On February 25, the Senate rejected the Greens' amendment to the marriage act that would have seen discrimination on the basis of gender and sexuality removed from the legislation.
The result was 45 against the amendment and only five for, with 30 senators not attending the vote. The major parties voted along party lines, despite the Greens' call for senators to be allowed a conscience vote.
The February 26 Age reported that Greens Senator Sarah Hanson-Young, who proposed the private member bill, said that for senators that were against their parties' position, "the only form of protest open to them" was to not attend the vote.
Sydney Community Action Against Homophobia secretary Rachel Evans said: "To clarify the Labor party's position, Rudd said 'I don't support same-sex marriage or civil unions'. Tony Abbott went further when he said he felt 'threatened by gay people' on a 60 Minutes report a few days after they voted down the bill.

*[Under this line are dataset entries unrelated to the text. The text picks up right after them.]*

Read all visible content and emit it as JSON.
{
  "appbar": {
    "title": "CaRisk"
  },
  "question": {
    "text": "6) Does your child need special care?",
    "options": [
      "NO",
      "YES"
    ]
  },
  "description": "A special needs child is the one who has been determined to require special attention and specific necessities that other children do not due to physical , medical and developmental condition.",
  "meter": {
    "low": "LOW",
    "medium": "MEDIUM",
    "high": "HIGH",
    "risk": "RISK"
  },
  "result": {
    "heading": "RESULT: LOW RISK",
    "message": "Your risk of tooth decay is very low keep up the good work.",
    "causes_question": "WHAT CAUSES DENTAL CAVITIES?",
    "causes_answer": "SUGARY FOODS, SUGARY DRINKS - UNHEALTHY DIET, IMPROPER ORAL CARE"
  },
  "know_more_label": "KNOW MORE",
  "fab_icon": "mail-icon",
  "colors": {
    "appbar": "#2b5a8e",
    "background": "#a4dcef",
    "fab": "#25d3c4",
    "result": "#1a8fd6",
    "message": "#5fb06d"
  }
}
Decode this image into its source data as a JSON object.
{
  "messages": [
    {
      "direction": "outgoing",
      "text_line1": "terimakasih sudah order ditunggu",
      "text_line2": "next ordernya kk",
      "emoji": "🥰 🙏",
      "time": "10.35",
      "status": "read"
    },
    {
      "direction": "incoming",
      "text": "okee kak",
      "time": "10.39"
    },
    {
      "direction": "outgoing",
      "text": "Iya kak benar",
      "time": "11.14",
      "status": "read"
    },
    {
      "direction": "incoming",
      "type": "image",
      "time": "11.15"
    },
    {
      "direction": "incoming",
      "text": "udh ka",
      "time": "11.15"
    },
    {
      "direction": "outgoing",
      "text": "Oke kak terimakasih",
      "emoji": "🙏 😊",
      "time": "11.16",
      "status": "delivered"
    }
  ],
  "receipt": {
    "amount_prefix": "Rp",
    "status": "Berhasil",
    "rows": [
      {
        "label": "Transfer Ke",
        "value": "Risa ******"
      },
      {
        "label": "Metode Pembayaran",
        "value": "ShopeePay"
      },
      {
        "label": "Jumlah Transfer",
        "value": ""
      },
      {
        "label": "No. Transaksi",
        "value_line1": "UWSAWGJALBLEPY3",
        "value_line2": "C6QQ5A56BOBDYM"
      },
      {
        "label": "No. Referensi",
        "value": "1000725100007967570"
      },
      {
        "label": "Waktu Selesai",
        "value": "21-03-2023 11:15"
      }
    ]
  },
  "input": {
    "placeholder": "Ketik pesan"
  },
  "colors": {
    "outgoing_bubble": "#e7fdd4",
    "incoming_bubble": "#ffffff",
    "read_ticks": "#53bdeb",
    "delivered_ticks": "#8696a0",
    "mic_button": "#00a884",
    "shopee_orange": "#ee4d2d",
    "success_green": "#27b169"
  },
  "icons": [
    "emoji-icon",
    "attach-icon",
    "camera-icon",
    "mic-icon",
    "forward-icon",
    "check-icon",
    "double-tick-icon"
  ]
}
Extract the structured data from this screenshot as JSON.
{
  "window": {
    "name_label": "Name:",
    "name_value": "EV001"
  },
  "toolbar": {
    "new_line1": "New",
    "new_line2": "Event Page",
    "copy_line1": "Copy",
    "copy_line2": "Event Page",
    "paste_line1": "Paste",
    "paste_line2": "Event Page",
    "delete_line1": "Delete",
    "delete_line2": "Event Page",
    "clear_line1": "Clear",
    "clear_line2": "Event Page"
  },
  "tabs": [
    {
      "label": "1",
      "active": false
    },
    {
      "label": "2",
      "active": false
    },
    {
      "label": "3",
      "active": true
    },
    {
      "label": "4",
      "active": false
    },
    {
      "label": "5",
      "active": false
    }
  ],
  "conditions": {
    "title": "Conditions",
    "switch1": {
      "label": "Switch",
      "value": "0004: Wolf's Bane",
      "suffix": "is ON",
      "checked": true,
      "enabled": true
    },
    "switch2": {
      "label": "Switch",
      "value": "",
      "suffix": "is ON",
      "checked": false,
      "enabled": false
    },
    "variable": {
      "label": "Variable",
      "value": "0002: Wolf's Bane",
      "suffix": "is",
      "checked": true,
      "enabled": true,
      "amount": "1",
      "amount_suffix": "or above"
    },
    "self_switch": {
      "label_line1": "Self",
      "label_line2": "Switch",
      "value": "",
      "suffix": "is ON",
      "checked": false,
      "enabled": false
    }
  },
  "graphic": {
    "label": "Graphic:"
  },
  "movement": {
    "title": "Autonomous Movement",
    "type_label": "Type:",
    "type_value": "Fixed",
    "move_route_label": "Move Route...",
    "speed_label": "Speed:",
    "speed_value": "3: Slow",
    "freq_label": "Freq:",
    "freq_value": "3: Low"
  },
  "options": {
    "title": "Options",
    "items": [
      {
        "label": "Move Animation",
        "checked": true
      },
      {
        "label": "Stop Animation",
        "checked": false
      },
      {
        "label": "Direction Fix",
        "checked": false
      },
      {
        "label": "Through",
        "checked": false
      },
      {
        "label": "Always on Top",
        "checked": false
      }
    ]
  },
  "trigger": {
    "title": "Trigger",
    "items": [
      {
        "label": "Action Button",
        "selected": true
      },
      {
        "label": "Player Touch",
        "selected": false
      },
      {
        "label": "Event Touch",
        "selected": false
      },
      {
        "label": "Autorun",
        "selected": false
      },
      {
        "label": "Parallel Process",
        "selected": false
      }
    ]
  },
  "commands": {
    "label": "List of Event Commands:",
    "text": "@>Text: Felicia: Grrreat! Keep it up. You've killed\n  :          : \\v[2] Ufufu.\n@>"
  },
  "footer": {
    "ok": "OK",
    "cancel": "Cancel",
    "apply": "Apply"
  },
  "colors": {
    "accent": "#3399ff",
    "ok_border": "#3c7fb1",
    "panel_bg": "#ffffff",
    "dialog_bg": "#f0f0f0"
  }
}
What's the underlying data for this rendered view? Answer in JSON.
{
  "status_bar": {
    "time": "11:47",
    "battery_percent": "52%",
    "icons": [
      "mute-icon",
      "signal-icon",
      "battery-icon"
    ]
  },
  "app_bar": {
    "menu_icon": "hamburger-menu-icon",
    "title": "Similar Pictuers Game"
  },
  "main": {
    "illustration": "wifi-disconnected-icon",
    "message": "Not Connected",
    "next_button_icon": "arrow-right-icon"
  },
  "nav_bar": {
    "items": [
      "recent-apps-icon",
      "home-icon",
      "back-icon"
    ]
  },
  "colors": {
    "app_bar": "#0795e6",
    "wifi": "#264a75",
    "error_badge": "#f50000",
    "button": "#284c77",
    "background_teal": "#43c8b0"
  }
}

"Labor and Liberal showed their staunch homophobia by once again voting down the Greens' amendment bill on February 25. It's abominable when there's 60% support for equal marriage rights. Labor and Liberal are out of touch."
The Senate vote was not at all representative of public opinion about equal marriage rights.
A May 2009 Galaxy poll found that 60% of Australians support same-sex marriage. A figure that, due to grassroots campaigning, has risen significantly since 2004, when an SBS poll found only 38% of those polled were in favour.
The Galaxy poll showed that youth were the most supportive of equal marriage rights, with 74% in favour. This, of course, was not represented in the Senate vote, as there are very few young people in parliament.
Despite the defeat of the amendment, the movement is not giving up.
"We're not content to allow the bill to get defeated without a massive response", said Evans, who will be running for the Senate, as a Socialist Alliance candidate, in the upcoming federal elections. "We've got a rally on March 20 and mobilisations across Australia on May 15 and August 14."
This year has been called a national year of action for equal marriage rights and many rallies and actions have already happened around the country.
There were actions around the country on Valentines Day and rallies on March 13 in Canberra and Melbourne. On March 18, Equal Love Wollongong will hold an illegal same-sex marriage ceremony in defiance of the discriminatory Marriage Act.
And in Sydney on March 20, queer rights activists will rally for equal marriage rights. Evans said: "Socialist Alliance calls on everyone to get involved in the national year of action."
The support for the campaign is growing and so is the movement.
In Wollongong, a community-based Equal Love group has recently been created. Its membership includes people from the university queer collective, high school and TAFE students, and workers. Its membership is mostly young people, a reflection of the high level of support for the campaign among young people.
Unions, like the Maritime Union of Australia (NSW branch), are signing onto the campaign. Evans said: "With enough support from unions and action on the ground, we will see an equal marriage rights bill passed.
"NSW Labor declared two weeks ago that it will create a registration scheme, and federal Labor has removed 85 discriminatory laws. So we are winning concessions along the way, but we won't stop until we achieve equality."
Registration schemes and recognition of civil unions are steps forward for the movement, Evans said. But she added they still send the same message that the relationships of lesbian, gay, bisexual, trans and intersex people are different and ultimately lesser.
Nothing, Evans insisted, but full marriage equality will do.